  • Messaging – patrons can sign up to be notified of reserves, due dates, etc. – this can replace patrons using LibraryElf
  • Spelling suggestions when searching
  • Search results – function display, and can be customized; results are available as rss feed, can be limited to just currently available items; faceted search is available on the left, to show all the extras catalogers have been adding to records for years – subjects, series, etc.

Live Examples

  • Athens County Public Libraries
  • Near East University (Cypress) – allows switching between English and Turkish – also has a “where in the library is it?” map link for every item in the catalog
  • Howard Country Library – this is where the look of the default Koha catalog comes from; also includes a “cart” feature, which is a session-based list, that can be exported for citations or sent via email; also has “list” feature – this is an alternative to the system-generated reading history, and people can use multiple lists to keep track of books in different subjects

Neat Features

  • Extra content (reviews, summaries, etc) come from B&T Content Café, Amazon, Google Books and Syndetics
  • Patron Comments
  • Browse the shelf – patrons see a virtual shelf list (which engineers serendipity)
  • Title/editions grouping – all versions of a single title (format, print, etc) can all be linked to in a single record

The staff client

It’s all web-based, so no more software being installed. And it works well with all browsers. It can be hosted either at the library or at LibLime (usually about 20% cheaper to host with LibLime because they have such large server capacity and don’t have to go through library hardware and staff to maintain the system).

Has a “news” feed, to let staff know of staff meetings, announcement, etc.

Patron Record
Patron searches can be done by almost any field in their record; shows what they have checked out; lets staff change due dates (based on permissions); also includes a modification log to see who makes changes to a patron’s record; can also link family records to prevent parents from checking things out if their kids have items overdue

Has a built-in module, and also uses for information – subscription will be $1/day

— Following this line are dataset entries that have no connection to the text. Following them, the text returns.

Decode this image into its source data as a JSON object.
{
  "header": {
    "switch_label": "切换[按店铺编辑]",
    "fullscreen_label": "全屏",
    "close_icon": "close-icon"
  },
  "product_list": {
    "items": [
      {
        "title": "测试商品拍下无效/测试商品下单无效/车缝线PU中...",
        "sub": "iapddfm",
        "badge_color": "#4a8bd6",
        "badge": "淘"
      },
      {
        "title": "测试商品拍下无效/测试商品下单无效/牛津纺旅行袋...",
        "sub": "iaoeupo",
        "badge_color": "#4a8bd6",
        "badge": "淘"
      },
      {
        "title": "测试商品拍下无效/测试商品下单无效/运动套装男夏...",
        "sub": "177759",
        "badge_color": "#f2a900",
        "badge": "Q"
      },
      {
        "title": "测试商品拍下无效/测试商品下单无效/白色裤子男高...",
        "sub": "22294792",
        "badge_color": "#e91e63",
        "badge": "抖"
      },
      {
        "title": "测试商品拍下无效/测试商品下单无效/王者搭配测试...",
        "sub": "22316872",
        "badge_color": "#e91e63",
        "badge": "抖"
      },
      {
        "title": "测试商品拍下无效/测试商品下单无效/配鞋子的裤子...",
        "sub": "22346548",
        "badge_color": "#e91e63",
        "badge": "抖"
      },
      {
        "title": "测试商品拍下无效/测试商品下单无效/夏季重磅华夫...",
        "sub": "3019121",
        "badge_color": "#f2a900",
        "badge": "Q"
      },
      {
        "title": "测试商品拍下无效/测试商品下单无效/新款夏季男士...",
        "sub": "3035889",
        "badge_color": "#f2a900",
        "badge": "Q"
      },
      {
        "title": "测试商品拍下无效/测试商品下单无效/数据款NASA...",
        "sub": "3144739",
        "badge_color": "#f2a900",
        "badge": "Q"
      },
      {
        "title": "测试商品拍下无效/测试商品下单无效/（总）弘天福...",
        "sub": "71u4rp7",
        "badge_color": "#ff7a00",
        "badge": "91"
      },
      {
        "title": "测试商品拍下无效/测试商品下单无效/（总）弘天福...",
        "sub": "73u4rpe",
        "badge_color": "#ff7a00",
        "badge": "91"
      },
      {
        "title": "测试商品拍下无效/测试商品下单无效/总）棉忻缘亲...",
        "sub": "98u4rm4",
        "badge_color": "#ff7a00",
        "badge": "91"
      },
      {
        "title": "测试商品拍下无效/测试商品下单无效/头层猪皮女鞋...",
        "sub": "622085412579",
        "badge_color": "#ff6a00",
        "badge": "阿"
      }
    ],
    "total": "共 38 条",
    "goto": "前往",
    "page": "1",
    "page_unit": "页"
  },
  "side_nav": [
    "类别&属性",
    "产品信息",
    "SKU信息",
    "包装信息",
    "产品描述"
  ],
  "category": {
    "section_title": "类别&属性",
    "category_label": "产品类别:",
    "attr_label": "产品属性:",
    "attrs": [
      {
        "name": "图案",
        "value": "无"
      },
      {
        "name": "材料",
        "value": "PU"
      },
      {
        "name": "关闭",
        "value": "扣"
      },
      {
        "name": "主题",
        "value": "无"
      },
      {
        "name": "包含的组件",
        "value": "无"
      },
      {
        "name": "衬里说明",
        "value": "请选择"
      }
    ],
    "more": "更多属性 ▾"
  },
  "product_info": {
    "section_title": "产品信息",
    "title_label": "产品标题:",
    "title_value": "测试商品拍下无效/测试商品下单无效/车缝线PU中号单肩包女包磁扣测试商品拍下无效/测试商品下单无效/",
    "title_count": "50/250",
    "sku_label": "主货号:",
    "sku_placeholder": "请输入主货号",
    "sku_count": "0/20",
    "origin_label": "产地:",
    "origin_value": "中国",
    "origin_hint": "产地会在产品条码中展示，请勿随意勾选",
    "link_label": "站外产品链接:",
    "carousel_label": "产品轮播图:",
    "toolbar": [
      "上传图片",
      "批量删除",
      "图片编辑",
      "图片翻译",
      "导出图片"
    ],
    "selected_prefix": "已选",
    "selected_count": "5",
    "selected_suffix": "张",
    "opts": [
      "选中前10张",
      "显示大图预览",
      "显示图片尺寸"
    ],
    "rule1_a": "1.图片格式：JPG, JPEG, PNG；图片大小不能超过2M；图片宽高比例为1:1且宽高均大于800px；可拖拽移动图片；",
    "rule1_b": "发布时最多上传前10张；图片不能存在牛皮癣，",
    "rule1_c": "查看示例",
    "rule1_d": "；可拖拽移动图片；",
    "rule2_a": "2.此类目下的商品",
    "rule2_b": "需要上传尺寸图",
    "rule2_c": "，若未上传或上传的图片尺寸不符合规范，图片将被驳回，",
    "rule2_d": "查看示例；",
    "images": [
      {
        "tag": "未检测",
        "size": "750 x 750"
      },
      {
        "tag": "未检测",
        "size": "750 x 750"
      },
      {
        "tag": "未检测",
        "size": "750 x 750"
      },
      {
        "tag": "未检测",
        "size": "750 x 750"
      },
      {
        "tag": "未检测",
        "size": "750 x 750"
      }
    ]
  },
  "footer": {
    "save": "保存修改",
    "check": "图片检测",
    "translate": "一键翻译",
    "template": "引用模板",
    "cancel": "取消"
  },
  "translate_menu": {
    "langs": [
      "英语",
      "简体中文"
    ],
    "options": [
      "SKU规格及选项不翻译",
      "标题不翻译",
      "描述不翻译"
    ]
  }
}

Has several ways to add new records – import, z39.50 searching, original catalog (and supports multiple frameworks for different formats); checks for duplicate records on import/creation; as soon as it is saved, it’s available in the catalog – it doesn’t require an end-of-day process

Has templates to print spine labels and more.

Written in SQL, so they can either be written by hand or use the built-in reports wizard. Reports can be scheduled to run and have results emailed, and they can be saved to run at any time (don’t have to be built every time)

Easy to search within System Preferences to find out where settings need to be made.

Can control default actions – for instance, for overdue notices, the first is a mild reminder, the second is a bill, etc.